#### Task prompt:
Tally up the lines in the material where the word "linear" appears, then give the total and nothing else.

#### Dataset content:
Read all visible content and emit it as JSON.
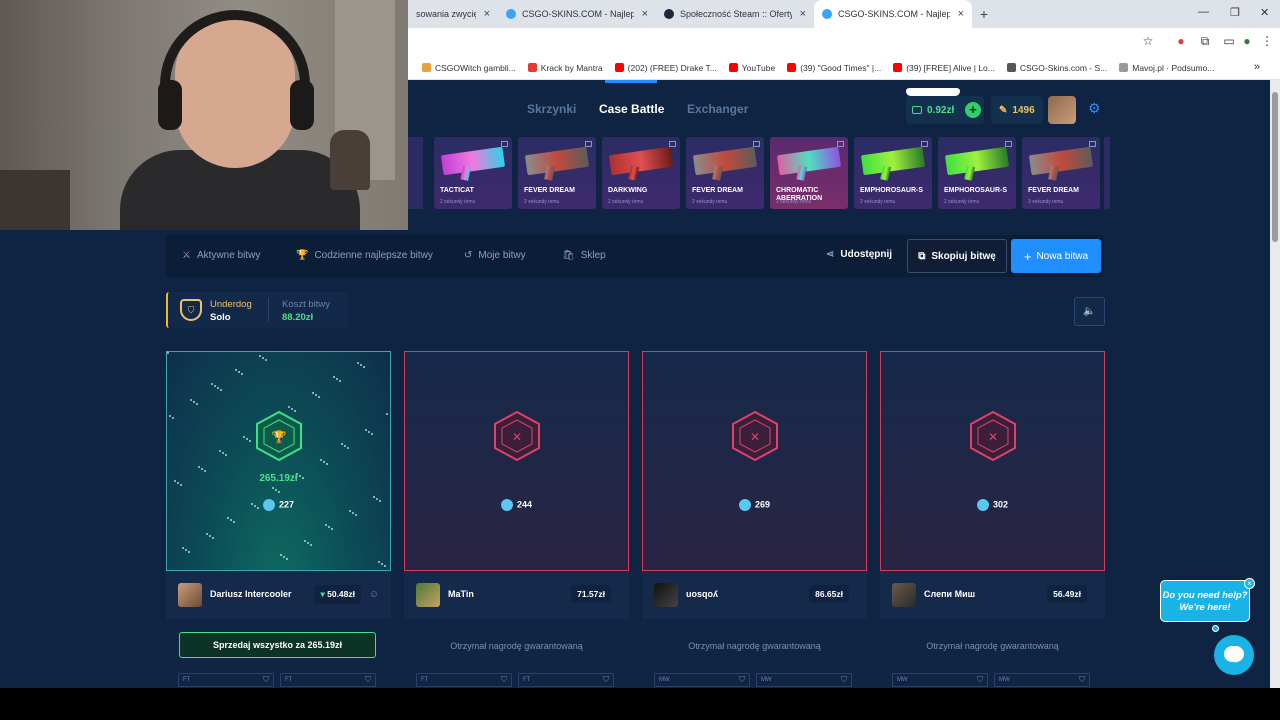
{
  "browser": {
    "tabs": [
      {
        "label": "sowania zwycięzcy",
        "fav": "#bbb",
        "active": false
      },
      {
        "label": "CSGO-SKINS.COM - Najlepsze",
        "fav": "#37a4ff",
        "active": false
      },
      {
        "label": "Społeczność Steam :: Oferty wy",
        "fav": "#1b2838",
        "active": false
      },
      {
        "label": "CSGO-SKINS.COM - Najlepsze",
        "fav": "#37a4ff",
        "active": true
      }
    ],
    "new_tab": "+",
    "bookmarks": [
      {
        "label": "CSGOWitch gambli...",
        "color": "#e6a23c"
      },
      {
        "label": "Krack by Mantra",
        "color": "#e53935"
      },
      {
        "label": "(202) (FREE) Drake T...",
        "color": "#ff0000"
      },
      {
        "label": "YouTube",
        "color": "#ff0000"
      },
      {
        "label": "(39) \"Good Times\" |...",
        "color": "#ff0000"
      },
      {
        "label": "(39) [FREE] Alive | Lo...",
        "color": "#ff0000"
      },
      {
        "label": "CSGO-Skins.com - S...",
        "color": "#555"
      },
      {
        "label": "Mavoj.pl · Podsumo...",
        "color": "#999"
      }
    ],
    "bookmarks_more": "»"
  },
  "header": {
    "nav": [
      "Skrzynki",
      "Case Battle",
      "Exchanger"
    ],
    "active_nav": "Case Battle",
    "balance": "0.92zł",
    "tokens": "1496",
    "colors": {
      "bg": "#0f2342",
      "accent": "#1f8fff",
      "green": "#48e08a"
    }
  },
  "ticker": [
    {
      "name": "TACTICAT",
      "sub": "2 sekundy temu",
      "gun": "linear-gradient(90deg,#c43fd8,#f07be0,#2cd2e8)",
      "pink": false
    },
    {
      "name": "FEVER DREAM",
      "sub": "2 sekundy temu",
      "gun": "linear-gradient(90deg,#8c8c8c,#c14a3c,#5c5c5c)",
      "pink": false
    },
    {
      "name": "DARKWING",
      "sub": "2 sekundy temu",
      "gun": "linear-gradient(90deg,#b03030,#e05050,#6c1c1c)",
      "pink": false
    },
    {
      "name": "FEVER DREAM",
      "sub": "2 sekundy temu",
      "gun": "linear-gradient(90deg,#8c8c8c,#c14a3c,#5c5c5c)",
      "pink": false
    },
    {
      "name": "CHROMATIC ABERRATION",
      "sub": "2 sekundy temu",
      "gun": "linear-gradient(90deg,#e060a0,#50e0c0,#9050e0)",
      "pink": true
    },
    {
      "name": "EMPHOROSAUR-S",
      "sub": "2 sekundy temu",
      "gun": "linear-gradient(90deg,#40e040,#a0f040,#2a7a2a)",
      "pink": false
    },
    {
      "name": "EMPHOROSAUR-S",
      "sub": "2 sekundy temu",
      "gun": "linear-gradient(90deg,#40e040,#a0f040,#2a7a2a)",
      "pink": false
    },
    {
      "name": "FEVER DREAM",
      "sub": "3 sekundy temu",
      "gun": "linear-gradient(90deg,#8c8c8c,#c14a3c,#5c5c5c)",
      "pink": false
    }
  ],
  "battle_nav": {
    "items": [
      {
        "label": "Aktywne bitwy",
        "icon": "⚔"
      },
      {
        "label": "Codzienne najlepsze bitwy",
        "icon": "🏆"
      },
      {
        "label": "Moje bitwy",
        "icon": "↺"
      },
      {
        "label": "Sklep",
        "icon": "🛍"
      }
    ],
    "share": "Udostępnij",
    "copy": "Skopiuj bitwę",
    "new": "Nowa bitwa",
    "new_prefix": "+"
  },
  "mode": {
    "name": "Underdog",
    "type": "Solo",
    "cost_label": "Koszt bitwy",
    "cost_value": "88.20zł"
  },
  "players": [
    {
      "name": "Dariusz Intercooler",
      "value": "50.48zł",
      "coins": "227",
      "win": true,
      "win_amount": "265.19zł",
      "avatar": "linear-gradient(135deg,#c99d7a,#6b4a36)",
      "action": "Sprzedaj wszystko za 265.19zł",
      "chips": [
        "FT",
        "FT"
      ]
    },
    {
      "name": "MaTin",
      "value": "71.57zł",
      "coins": "244",
      "win": false,
      "avatar": "linear-gradient(135deg,#4a7a3a,#c9a060)",
      "action": "Otrzymał nagrodę gwarantowaną",
      "chips": [
        "FT",
        "FT"
      ]
    },
    {
      "name": "uosqoʎ",
      "value": "86.65zł",
      "coins": "269",
      "win": false,
      "avatar": "linear-gradient(135deg,#111,#444)",
      "action": "Otrzymał nagrodę gwarantowaną",
      "chips": [
        "MW",
        "MW"
      ]
    },
    {
      "name": "Слепи Миш",
      "value": "56.49zł",
      "coins": "302",
      "win": false,
      "avatar": "linear-gradient(135deg,#6a5a4a,#2a2a2a)",
      "action": "Otrzymał nagrodę gwarantowaną",
      "chips": [
        "MW",
        "MW"
      ]
    }
  ],
  "chat": {
    "bubble": "Do you need help? We're here!",
    "close": "×"
  }
}
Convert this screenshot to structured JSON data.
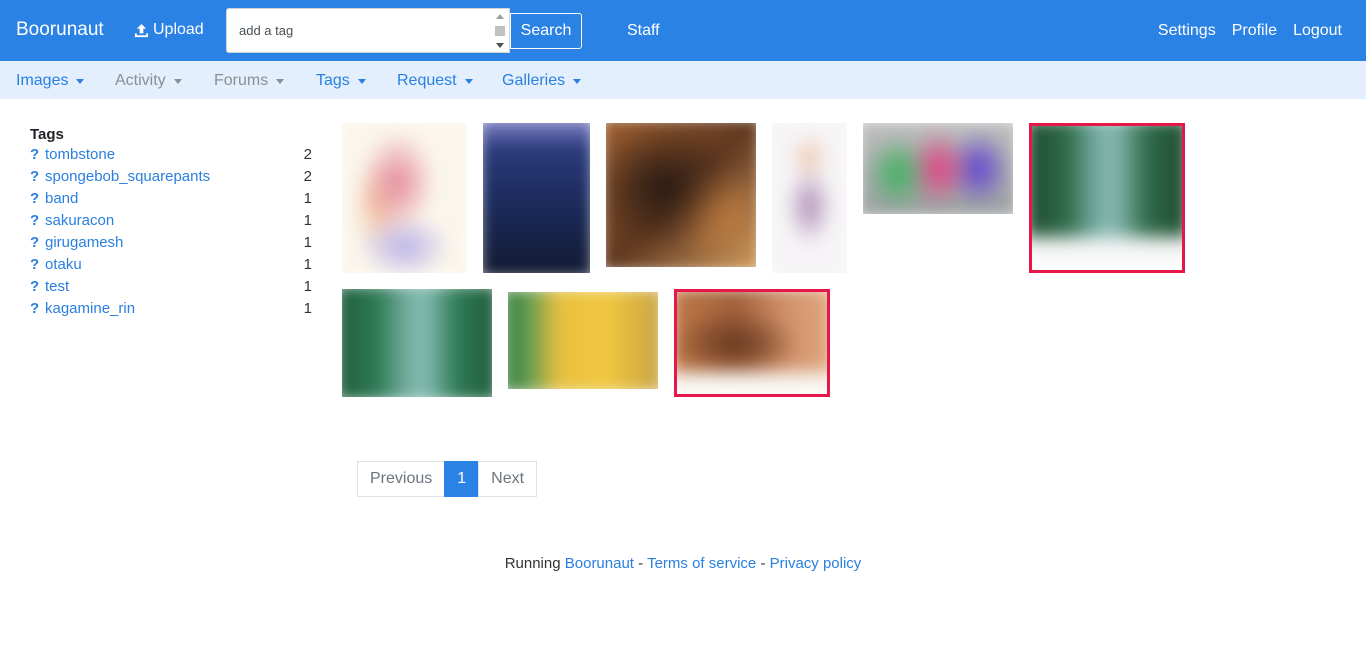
{
  "header": {
    "brand": "Boorunaut",
    "upload_label": "Upload",
    "search_placeholder": "add a tag",
    "search_button": "Search",
    "staff_label": "Staff",
    "right_links": [
      "Settings",
      "Profile",
      "Logout"
    ]
  },
  "subnav": {
    "items": [
      {
        "label": "Images",
        "state": "active"
      },
      {
        "label": "Activity",
        "state": "muted"
      },
      {
        "label": "Forums",
        "state": "muted"
      },
      {
        "label": "Tags",
        "state": "active"
      },
      {
        "label": "Request",
        "state": "active"
      },
      {
        "label": "Galleries",
        "state": "active"
      }
    ]
  },
  "sidebar": {
    "title": "Tags",
    "tags": [
      {
        "name": "tombstone",
        "count": "2"
      },
      {
        "name": "spongebob_squarepants",
        "count": "2"
      },
      {
        "name": "band",
        "count": "1"
      },
      {
        "name": "sakuracon",
        "count": "1"
      },
      {
        "name": "girugamesh",
        "count": "1"
      },
      {
        "name": "otaku",
        "count": "1"
      },
      {
        "name": "test",
        "count": "1"
      },
      {
        "name": "kagamine_rin",
        "count": "1"
      }
    ]
  },
  "pagination": {
    "previous": "Previous",
    "current": "1",
    "next": "Next"
  },
  "footer": {
    "prefix": "Running",
    "brand_link": "Boorunaut",
    "sep1": "-",
    "tos_link": "Terms of service",
    "sep2": "-",
    "privacy_link": "Privacy policy"
  },
  "colors": {
    "navbar": "#2a82e4",
    "subnav": "#e3effc",
    "link": "#2a7fe0",
    "highlight_border": "#e8174a"
  }
}
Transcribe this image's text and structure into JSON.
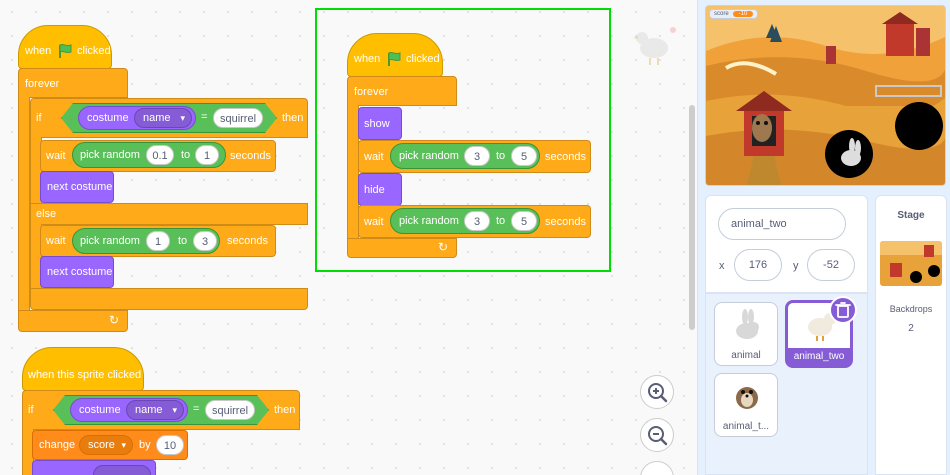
{
  "code": {
    "script1": {
      "hat": {
        "word": "when",
        "suffix": "clicked"
      },
      "forever": "forever",
      "if": "if",
      "then": "then",
      "costume_reporter": "costume",
      "costume_menu": "name",
      "equals": "=",
      "compare_value": "squirrel",
      "wait1": {
        "wait": "wait",
        "op": "pick random",
        "from": "0.1",
        "to_word": "to",
        "to": "1",
        "unit": "seconds"
      },
      "next1": "next costume",
      "else": "else",
      "wait2": {
        "wait": "wait",
        "op": "pick random",
        "from": "1",
        "to_word": "to",
        "to": "3",
        "unit": "seconds"
      },
      "next2": "next costume"
    },
    "script2": {
      "hat": {
        "word": "when",
        "suffix": "clicked"
      },
      "forever": "forever",
      "show": "show",
      "wait1": {
        "wait": "wait",
        "op": "pick random",
        "from": "3",
        "to_word": "to",
        "to": "5",
        "unit": "seconds"
      },
      "hide": "hide",
      "wait2": {
        "wait": "wait",
        "op": "pick random",
        "from": "3",
        "to_word": "to",
        "to": "5",
        "unit": "seconds"
      }
    },
    "script3": {
      "hat": "when this sprite clicked",
      "if": "if",
      "then": "then",
      "costume_reporter": "costume",
      "costume_menu": "name",
      "equals": "=",
      "compare_value": "squirrel",
      "change": "change",
      "var_menu": "score",
      "by": "by",
      "amount": "10"
    }
  },
  "stage": {
    "monitor_label": "score",
    "monitor_value": "-10"
  },
  "sprite_info": {
    "name": "animal_two",
    "x_label": "x",
    "x_value": "176",
    "y_label": "y",
    "y_value": "-52"
  },
  "sprites": [
    {
      "label": "animal"
    },
    {
      "label": "animal_two"
    },
    {
      "label": "animal_t..."
    }
  ],
  "stage_pane": {
    "title": "Stage",
    "backdrops_label": "Backdrops",
    "backdrops_count": "2"
  },
  "colors": {
    "events": "#ffbf00",
    "control": "#ffab19",
    "looks": "#9966ff",
    "operators": "#59c059",
    "variables": "#ff8c1a",
    "highlight": "#00dd00"
  }
}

#### Completed task:
12